Most of the students we spoke to were primarily concerned with practicalities. "You couldn't dance in that dress - actually, you couldn't do anything at all," says junior Vivian Healey.

"If you wore that to prom, you'd be falling out of it all night," says senior Angela Cho. "There's also hardly any material. I can't believe it costs $400. You could make it yourself if you really wanted to."

Other students expressed aesthetic concerns. "I don't think anyone would wear this to the prom. The dress looks kind of whore-ish," says junior Emma Herr.

"This dress would look great at a prom if the model in the picture wore it," says senior Vlaz Ermant, "but we don't have any girls like that at our school."

Ummmm i don't really care what my mum wars but when and if i have a daughter she will never ever wear anything like that to a prom
I saw this at the*other* place. My answer about my daughter wearing it was, and I quote verbatim:

I'm pretty easy-going where my daughter is concerned, I let her wear basically what she wants, which isn't a problem because she doesn't like wearing revealing clothing, the biggest problem I have with her that way is wearing clothes that are way too big on her and look sloppy sometimes.

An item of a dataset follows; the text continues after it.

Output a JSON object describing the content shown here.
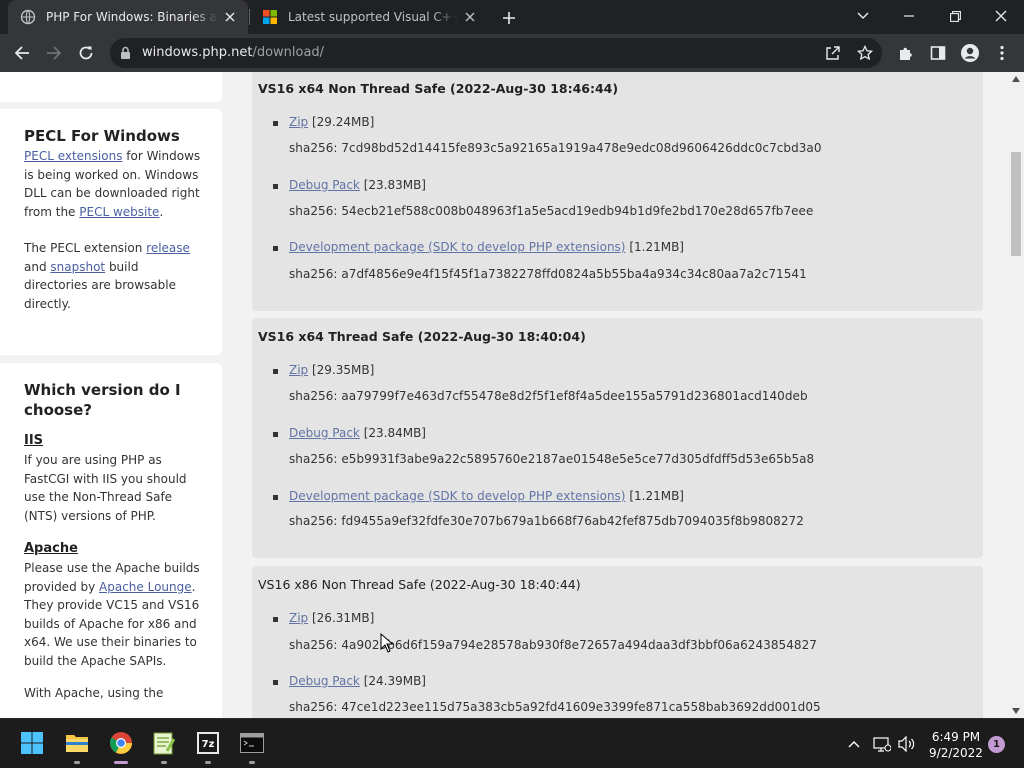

In the case of this prom *dress*, however, she would wear it OVER MY DEAD BODY :mad:

EDIT: "How would you wear it, anyway? Double-sided tape doesn't last all night." :lol: